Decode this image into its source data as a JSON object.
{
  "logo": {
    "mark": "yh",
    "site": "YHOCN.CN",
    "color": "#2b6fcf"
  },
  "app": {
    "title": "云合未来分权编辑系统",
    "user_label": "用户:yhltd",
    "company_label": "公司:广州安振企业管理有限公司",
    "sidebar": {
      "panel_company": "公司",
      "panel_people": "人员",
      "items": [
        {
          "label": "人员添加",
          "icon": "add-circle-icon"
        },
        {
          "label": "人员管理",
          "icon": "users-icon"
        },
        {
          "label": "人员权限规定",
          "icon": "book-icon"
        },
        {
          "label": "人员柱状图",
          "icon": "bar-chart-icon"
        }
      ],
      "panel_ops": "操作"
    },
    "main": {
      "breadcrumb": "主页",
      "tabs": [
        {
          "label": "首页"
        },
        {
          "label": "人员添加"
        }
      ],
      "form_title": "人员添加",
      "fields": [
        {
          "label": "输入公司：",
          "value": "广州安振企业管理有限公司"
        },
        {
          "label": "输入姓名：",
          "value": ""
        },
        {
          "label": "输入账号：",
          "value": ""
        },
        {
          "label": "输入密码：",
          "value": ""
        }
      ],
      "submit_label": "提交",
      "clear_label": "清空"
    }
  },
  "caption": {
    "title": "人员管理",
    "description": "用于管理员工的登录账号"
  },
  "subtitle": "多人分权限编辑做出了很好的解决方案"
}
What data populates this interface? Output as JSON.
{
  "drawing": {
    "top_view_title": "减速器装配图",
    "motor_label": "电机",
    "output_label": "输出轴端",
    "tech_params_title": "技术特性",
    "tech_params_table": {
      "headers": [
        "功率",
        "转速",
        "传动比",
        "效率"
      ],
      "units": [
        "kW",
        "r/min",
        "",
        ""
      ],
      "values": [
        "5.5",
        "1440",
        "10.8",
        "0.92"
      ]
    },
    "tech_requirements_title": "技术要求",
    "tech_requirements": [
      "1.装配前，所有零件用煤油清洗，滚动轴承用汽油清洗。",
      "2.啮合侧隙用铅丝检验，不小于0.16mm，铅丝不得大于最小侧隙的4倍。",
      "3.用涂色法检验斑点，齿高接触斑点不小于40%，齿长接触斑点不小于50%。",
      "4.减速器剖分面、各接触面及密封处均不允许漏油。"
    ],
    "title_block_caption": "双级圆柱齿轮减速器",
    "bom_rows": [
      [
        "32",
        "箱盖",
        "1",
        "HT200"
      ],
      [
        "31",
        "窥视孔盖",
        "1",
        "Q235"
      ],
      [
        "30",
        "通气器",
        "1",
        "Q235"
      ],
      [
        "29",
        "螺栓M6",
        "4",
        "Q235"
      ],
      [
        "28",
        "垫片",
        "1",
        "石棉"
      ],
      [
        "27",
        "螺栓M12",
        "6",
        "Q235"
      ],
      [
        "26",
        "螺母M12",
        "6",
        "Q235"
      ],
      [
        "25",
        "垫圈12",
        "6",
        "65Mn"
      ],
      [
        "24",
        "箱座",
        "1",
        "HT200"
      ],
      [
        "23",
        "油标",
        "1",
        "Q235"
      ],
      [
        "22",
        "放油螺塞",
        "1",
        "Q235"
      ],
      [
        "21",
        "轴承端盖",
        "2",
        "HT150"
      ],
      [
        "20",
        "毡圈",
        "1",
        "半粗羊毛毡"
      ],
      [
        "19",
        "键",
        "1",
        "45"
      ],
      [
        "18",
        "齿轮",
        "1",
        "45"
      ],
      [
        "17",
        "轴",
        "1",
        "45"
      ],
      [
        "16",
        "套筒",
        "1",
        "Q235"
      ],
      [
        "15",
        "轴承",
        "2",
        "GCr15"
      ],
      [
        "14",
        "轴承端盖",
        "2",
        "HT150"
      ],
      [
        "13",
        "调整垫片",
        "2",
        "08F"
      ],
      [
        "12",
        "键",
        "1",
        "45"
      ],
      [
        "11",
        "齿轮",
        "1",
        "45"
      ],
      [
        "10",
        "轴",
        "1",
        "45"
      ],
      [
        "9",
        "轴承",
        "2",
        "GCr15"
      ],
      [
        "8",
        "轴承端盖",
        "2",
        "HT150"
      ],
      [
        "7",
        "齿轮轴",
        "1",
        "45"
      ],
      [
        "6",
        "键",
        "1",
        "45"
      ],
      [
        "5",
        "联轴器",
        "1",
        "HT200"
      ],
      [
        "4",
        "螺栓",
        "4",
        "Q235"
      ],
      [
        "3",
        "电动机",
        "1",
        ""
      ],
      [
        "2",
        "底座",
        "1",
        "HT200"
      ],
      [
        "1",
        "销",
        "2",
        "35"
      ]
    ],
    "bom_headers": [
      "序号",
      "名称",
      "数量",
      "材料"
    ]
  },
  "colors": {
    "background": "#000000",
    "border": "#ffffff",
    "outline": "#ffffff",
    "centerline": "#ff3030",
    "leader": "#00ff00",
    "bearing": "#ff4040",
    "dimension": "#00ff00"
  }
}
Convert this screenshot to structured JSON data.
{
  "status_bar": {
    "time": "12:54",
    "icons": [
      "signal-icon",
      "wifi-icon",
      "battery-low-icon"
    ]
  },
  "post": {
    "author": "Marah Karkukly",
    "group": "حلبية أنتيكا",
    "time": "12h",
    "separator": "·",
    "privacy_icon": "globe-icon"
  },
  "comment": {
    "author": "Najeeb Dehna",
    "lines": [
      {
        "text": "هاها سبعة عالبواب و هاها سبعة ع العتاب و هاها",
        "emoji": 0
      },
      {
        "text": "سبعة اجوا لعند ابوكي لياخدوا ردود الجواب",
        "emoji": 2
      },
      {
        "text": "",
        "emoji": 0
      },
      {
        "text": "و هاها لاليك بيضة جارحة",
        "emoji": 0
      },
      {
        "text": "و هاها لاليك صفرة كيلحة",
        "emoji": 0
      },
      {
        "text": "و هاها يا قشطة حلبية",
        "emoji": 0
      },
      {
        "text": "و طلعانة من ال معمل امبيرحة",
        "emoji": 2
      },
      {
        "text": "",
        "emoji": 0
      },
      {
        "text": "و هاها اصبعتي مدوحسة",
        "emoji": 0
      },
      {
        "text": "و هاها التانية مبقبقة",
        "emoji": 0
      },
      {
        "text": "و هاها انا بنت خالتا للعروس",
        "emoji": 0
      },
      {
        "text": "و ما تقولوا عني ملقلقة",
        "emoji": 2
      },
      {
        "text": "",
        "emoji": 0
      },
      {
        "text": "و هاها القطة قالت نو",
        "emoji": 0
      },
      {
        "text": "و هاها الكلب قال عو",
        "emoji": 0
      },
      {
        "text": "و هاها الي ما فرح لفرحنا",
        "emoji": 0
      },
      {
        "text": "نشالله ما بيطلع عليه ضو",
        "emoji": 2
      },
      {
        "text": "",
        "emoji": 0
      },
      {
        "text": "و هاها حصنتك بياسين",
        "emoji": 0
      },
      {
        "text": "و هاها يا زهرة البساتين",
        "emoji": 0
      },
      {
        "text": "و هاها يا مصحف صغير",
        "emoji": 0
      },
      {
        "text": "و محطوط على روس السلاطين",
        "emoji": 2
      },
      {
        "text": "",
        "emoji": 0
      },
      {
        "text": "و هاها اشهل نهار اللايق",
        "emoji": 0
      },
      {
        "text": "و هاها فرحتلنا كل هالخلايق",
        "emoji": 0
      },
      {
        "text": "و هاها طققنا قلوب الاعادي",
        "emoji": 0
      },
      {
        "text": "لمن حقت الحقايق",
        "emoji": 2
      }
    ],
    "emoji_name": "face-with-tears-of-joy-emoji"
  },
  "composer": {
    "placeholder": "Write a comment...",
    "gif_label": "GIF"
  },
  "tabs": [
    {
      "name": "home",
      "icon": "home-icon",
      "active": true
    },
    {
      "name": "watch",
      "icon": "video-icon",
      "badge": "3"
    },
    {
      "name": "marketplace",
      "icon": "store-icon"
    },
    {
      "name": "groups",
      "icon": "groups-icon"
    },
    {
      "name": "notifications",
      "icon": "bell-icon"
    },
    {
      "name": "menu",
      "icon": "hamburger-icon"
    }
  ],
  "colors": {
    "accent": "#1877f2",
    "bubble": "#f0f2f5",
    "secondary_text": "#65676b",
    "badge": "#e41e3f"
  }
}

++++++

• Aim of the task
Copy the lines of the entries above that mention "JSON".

• The answer
Decode this image into its source data as a JSON object.
What data populates this interface? Output as JSON.
Convert this screenshot to structured JSON data.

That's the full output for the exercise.